If you’re thinking about all the demographics and geographic information that Google tracks, these user properties are automatically tracked, in addition to things like First Open Time, Device Model, and OS Version. (View a list of automatically-collected user properties here.)
There’s a limit of 25 user properties per instance, and their value can not exceed 36 characters; automatically-collected properties do not count toward the limit. (View Google’s guide on collection and configurations limits.)
Get to Know the New Data Flow
To get your website data into App + Web, you can use the Global Tag (gtag) or Google Tag Manager. Go with whatever is currently installed on your website.
Mobile apps, however, have been working with Firebase for a while now, and have been tracking their data in Google Analytics for Firebase. Using Google Tag Manager on the app is optional, but can be used if you want to modify or block some of the automated events (or simply use it for tracking other marketing tags).
One thing that I wanted to call out: as of now, you can’t add App + Web as a data source in Google Data Studio. The only way to do that is to use a BigQuery integration and pull the data from there. A direct connection between App + Web and Data Studio will likely come soon, however.
Now that we have viewed the data flow diagram above, you may be wondering how the configuration looks in the property to specify where the data comes from, or whether it’s a mobile app or a website (or both, or multiple of each). The answer is data streams. Think of streams as all of the websites and apps that are sending data to this App + Web property.
When you add a website data stream, Google Analytics will generate a Measurement ID. That ID is then easily configured into:
- GTM , by using the App + Web tag in GTM.

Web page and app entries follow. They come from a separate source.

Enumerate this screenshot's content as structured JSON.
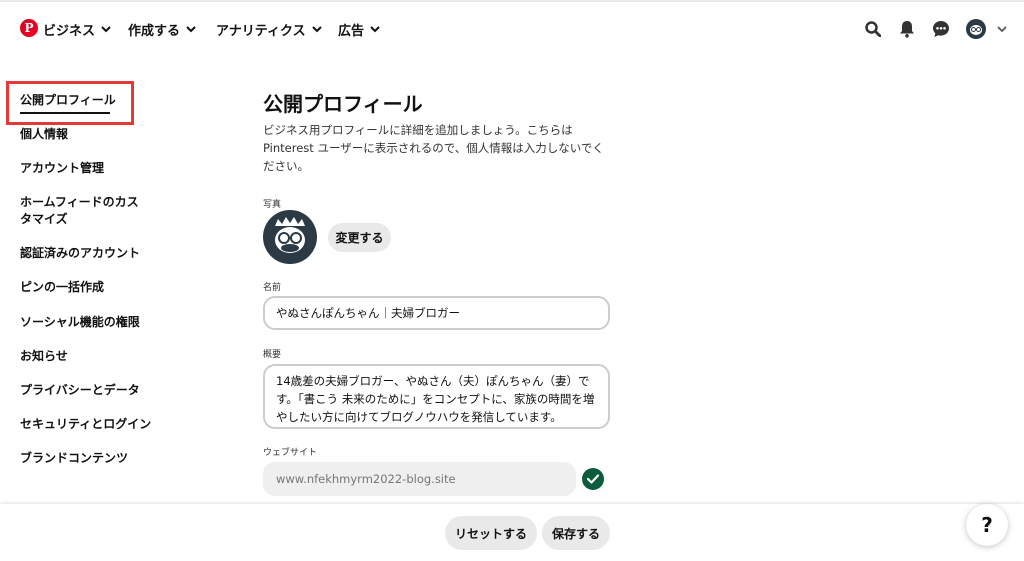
{
  "header": {
    "logo_glyph": "P",
    "brand_label": "ビジネス",
    "nav": [
      {
        "label": "作成する"
      },
      {
        "label": "アナリティクス"
      },
      {
        "label": "広告"
      }
    ],
    "icons": [
      "search-icon",
      "bell-icon",
      "chat-icon",
      "avatar",
      "chevron-down-icon"
    ]
  },
  "sidebar": {
    "items": [
      {
        "label": "公開プロフィール",
        "active": true
      },
      {
        "label": "個人情報"
      },
      {
        "label": "アカウント管理"
      },
      {
        "label": "ホームフィードのカスタマイズ"
      },
      {
        "label": "認証済みのアカウント"
      },
      {
        "label": "ピンの一括作成"
      },
      {
        "label": "ソーシャル機能の権限"
      },
      {
        "label": "お知らせ"
      },
      {
        "label": "プライバシーとデータ"
      },
      {
        "label": "セキュリティとログイン"
      },
      {
        "label": "ブランドコンテンツ"
      }
    ]
  },
  "main": {
    "title": "公開プロフィール",
    "description": "ビジネス用プロフィールに詳細を追加しましょう。こちらは Pinterest ユーザーに表示されるので、個人情報は入力しないでください。",
    "photo_label": "写真",
    "change_button": "変更する",
    "name_label": "名前",
    "name_value": "やぬさんぽんちゃん｜夫婦ブロガー",
    "about_label": "概要",
    "about_value": "14歳差の夫婦ブロガー、やぬさん（夫）ぽんちゃん（妻）です。「書こう 未来のために」をコンセプトに、家族の時間を増やしたい方に向けてブログノウハウを発信しています。",
    "website_label": "ウェブサイト",
    "website_value": "www.nfekhmyrm2022-blog.site"
  },
  "footer": {
    "reset_button": "リセットする",
    "save_button": "保存する",
    "help_label": "?"
  },
  "colors": {
    "brand": "#e60023",
    "highlight_box": "#e53935",
    "verified": "#0a5c3c"
  }
}
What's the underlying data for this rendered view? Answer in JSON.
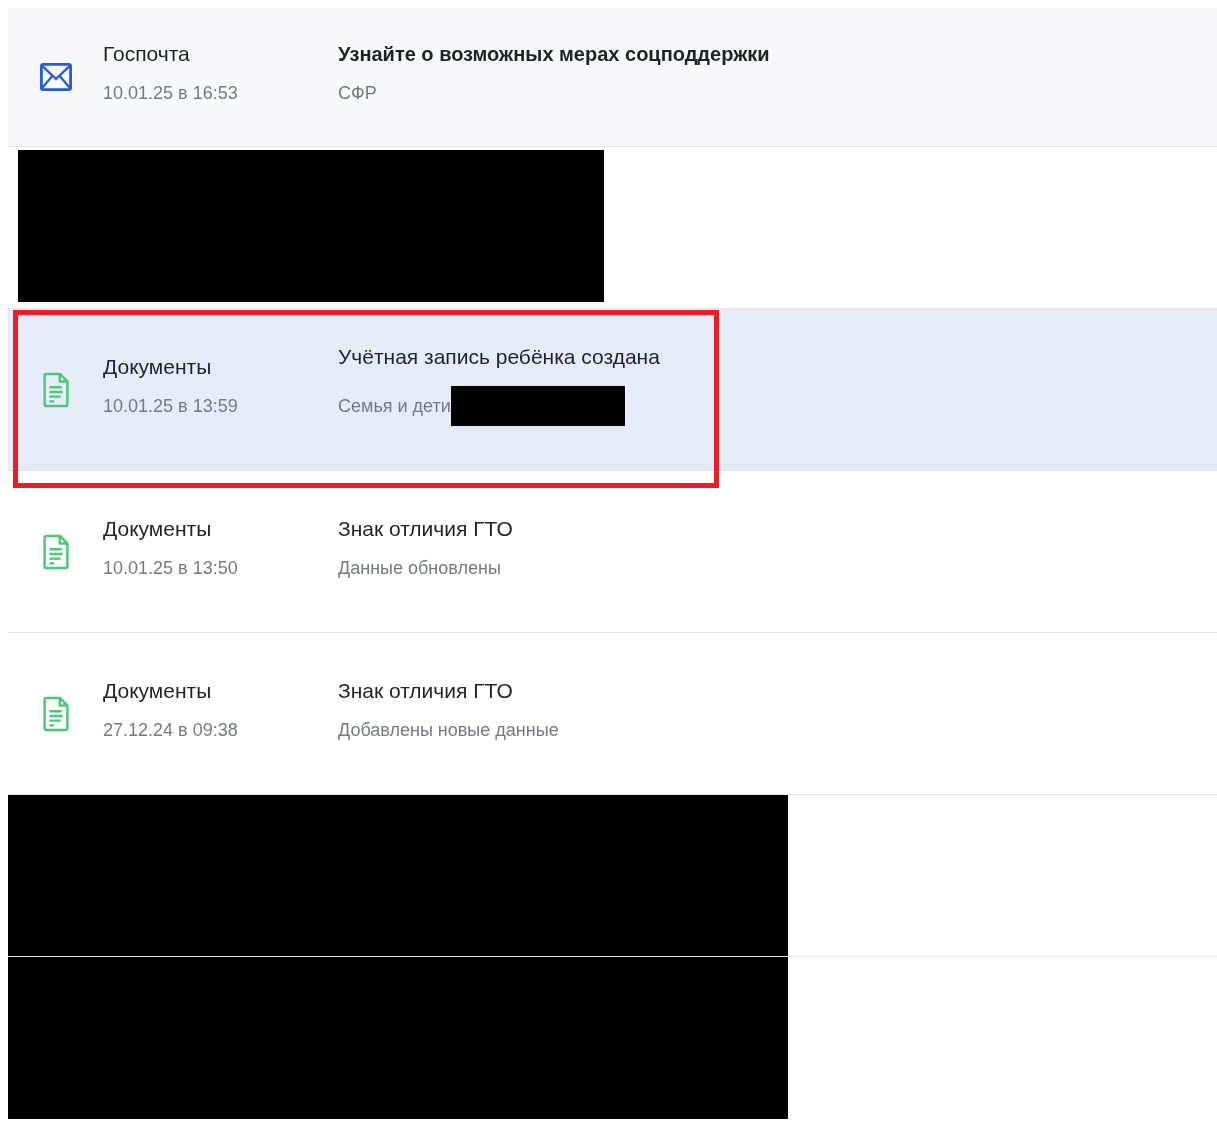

- GTAG: Either use a new page tag or use an existing tag by just entering the Measurement ID (e.g. G-XYZ1234) for your new web stream into the Global tag (gtag) configuration in your existing Google Analytics property settings.
See below how a web stream settings look like in the App + Web property, including the tag instructions for both GTM and GTAG.
When you add an app stream, Google Analytics will create a corresponding Firebase project and configure the app in Firebase; it will be automatically linked it to your property if your project and property are not already linked.
Once you add all your data streams (and remember you have up to 50), you can see and manage them on the admin and filter them by platform type. In the example below, I’ve added 3 different country websites as well as the apps. All will be tracking in the same property, and same data scheme; apps and websites, happily ever after together in Google Analytics.
But It’s Still in Beta!
Yes, you heard that right. Despite all the hype, App + Web is actually still in beta, as it’s still missing some functionality and reporting capabilities. The Analysis hub is pretty cool, though; you can create great reports for insights with different techniques: Exploration, Funnel Analysis, Segment Overlap, Path Analysis, or User Explorer.
What does this mean? To take advantage of this new and enhanced measurement with App + Web properties, start tracking the data in parallel, keeping your current data collection as is, and enabling the tracking for App + Web through your gtag or GTM.
As you start to collect the data and see the automated events and their parameters come in, you will get an understanding of how the new App + Web “event-based” data collection model compares to the traditional Universal Analytics data collection model in terms of events, reporting and funnels. We’ll also be covering more about these comparisons in future articles, so stay tuned.
For now, happy tagging with your new “data streams!”
[Editor’s note: To view the second post in this series, “3 Tips for Tagging App + Web Events,” click here.]